Instructions to follow =
The expected answer is all of the entries, written out exactly.

-.-.-

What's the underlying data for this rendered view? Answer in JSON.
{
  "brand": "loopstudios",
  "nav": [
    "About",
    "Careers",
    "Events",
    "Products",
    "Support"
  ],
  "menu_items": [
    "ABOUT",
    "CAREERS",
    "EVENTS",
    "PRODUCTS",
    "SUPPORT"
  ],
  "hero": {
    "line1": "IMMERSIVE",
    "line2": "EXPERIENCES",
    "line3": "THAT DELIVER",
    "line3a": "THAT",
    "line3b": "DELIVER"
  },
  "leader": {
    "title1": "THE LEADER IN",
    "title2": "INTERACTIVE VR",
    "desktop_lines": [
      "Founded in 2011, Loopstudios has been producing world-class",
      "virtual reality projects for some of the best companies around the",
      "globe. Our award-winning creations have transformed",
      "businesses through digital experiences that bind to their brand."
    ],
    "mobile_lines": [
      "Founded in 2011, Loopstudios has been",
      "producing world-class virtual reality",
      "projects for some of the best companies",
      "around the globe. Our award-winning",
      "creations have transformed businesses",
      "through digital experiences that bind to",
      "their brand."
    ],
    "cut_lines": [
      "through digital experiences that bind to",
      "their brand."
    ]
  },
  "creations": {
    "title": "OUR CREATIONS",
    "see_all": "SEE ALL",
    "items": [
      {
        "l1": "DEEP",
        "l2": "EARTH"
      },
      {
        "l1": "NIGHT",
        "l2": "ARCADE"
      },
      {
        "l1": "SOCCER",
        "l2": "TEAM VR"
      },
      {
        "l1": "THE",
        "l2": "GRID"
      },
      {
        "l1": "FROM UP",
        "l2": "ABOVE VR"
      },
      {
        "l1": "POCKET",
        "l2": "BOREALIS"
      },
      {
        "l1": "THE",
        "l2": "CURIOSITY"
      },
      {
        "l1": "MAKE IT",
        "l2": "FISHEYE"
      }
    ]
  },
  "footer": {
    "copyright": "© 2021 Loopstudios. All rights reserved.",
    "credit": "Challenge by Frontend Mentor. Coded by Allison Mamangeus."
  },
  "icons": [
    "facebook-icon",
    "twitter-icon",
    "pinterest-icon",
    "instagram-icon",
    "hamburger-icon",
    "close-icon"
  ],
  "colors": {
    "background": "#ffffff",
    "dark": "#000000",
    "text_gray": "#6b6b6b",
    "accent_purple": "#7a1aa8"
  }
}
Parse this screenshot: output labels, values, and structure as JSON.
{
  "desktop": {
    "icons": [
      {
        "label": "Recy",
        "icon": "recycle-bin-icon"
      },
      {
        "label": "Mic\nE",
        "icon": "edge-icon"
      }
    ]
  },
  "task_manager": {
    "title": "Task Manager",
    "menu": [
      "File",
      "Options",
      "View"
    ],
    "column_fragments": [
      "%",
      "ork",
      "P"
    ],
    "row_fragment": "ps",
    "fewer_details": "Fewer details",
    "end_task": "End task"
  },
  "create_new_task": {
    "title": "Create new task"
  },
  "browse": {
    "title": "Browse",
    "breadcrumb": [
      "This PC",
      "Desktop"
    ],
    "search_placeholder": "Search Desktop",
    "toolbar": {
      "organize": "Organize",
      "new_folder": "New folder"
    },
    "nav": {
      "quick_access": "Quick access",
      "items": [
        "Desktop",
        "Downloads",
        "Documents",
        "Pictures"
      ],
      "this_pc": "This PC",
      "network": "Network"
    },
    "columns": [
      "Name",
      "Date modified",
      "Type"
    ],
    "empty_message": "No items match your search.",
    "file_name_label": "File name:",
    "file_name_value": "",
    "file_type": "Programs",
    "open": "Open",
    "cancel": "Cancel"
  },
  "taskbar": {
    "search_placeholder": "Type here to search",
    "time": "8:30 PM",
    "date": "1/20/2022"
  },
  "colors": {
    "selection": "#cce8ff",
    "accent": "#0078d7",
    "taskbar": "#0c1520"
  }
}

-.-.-

Output of the task =
What's the underlying data for this rendered view? Answer in JSON.
{
  "brand": "loopstudios",
  "nav": [
    "About",
    "Careers",
    "Events",
    "Products",
    "Support"
  ],
  "menu_items": [
    "ABOUT",
    "CAREERS",
    "EVENTS",
    "PRODUCTS",
    "SUPPORT"
  ],
  "hero": {
    "line1": "IMMERSIVE",
    "line2": "EXPERIENCES",
    "line3": "THAT DELIVER",
    "line3a": "THAT",
    "line3b": "DELIVER"
  },
  "leader": {
    "title1": "THE LEADER IN",
    "title2": "INTERACTIVE VR",
    "desktop_lines": [
      "Founded in 2011, Loopstudios has been producing world-class",
      "virtual reality projects for some of the best companies around the",
      "globe. Our award-winning creations have transformed",
      "businesses through digital experiences that bind to their brand."
    ],
    "mobile_lines": [
      "Founded in 2011, Loopstudios has been",
      "producing world-class virtual reality",
      "projects for some of the best companies",
      "around the globe. Our award-winning",
      "creations have transformed businesses",
      "through digital experiences that bind to",
      "their brand."
    ],
    "cut_lines": [
      "through digital experiences that bind to",
      "their brand."
    ]
  },
  "creations": {
    "title": "OUR CREATIONS",
    "see_all": "SEE ALL",
    "items": [
      {
        "l1": "DEEP",
        "l2": "EARTH"
      },
      {
        "l1": "NIGHT",
        "l2": "ARCADE"
      },
      {
        "l1": "SOCCER",
        "l2": "TEAM VR"
      },
      {
        "l1": "THE",
        "l2": "GRID"
      },
      {
        "l1": "FROM UP",
        "l2": "ABOVE VR"
      },
      {
        "l1": "POCKET",
        "l2": "BOREALIS"
      },
      {
        "l1": "THE",
        "l2": "CURIOSITY"
      },
      {
        "l1": "MAKE IT",
        "l2": "FISHEYE"
      }
    ]
  },
  "footer": {
    "copyright": "© 2021 Loopstudios. All rights reserved.",
    "credit": "Challenge by Frontend Mentor. Coded by Allison Mamangeus."
  },
  "icons": [
    "facebook-icon",
    "twitter-icon",
    "pinterest-icon",
    "instagram-icon",
    "hamburger-icon",
    "close-icon"
  ],
  "colors": {
    "background": "#ffffff",
    "dark": "#000000",
    "text_gray": "#6b6b6b",
    "accent_purple": "#7a1aa8"
  }
}
Parse this screenshot: output labels, values, and structure as JSON.
{
  "desktop": {
    "icons": [
      {
        "label": "Recy",
        "icon": "recycle-bin-icon"
      },
      {
        "label": "Mic\nE",
        "icon": "edge-icon"
      }
    ]
  },
  "task_manager": {
    "title": "Task Manager",
    "menu": [
      "File",
      "Options",
      "View"
    ],
    "column_fragments": [
      "%",
      "ork",
      "P"
    ],
    "row_fragment": "ps",
    "fewer_details": "Fewer details",
    "end_task": "End task"
  },
  "create_new_task": {
    "title": "Create new task"
  },
  "browse": {
    "title": "Browse",
    "breadcrumb": [
      "This PC",
      "Desktop"
    ],
    "search_placeholder": "Search Desktop",
    "toolbar": {
      "organize": "Organize",
      "new_folder": "New folder"
    },
    "nav": {
      "quick_access": "Quick access",
      "items": [
        "Desktop",
        "Downloads",
        "Documents",
        "Pictures"
      ],
      "this_pc": "This PC",
      "network": "Network"
    },
    "columns": [
      "Name",
      "Date modified",
      "Type"
    ],
    "empty_message": "No items match your search.",
    "file_name_label": "File name:",
    "file_name_value": "",
    "file_type": "Programs",
    "open": "Open",
    "cancel": "Cancel"
  },
  "taskbar": {
    "search_placeholder": "Type here to search",
    "time": "8:30 PM",
    "date": "1/20/2022"
  },
  "colors": {
    "selection": "#cce8ff",
    "accent": "#0078d7",
    "taskbar": "#0c1520"
  }
}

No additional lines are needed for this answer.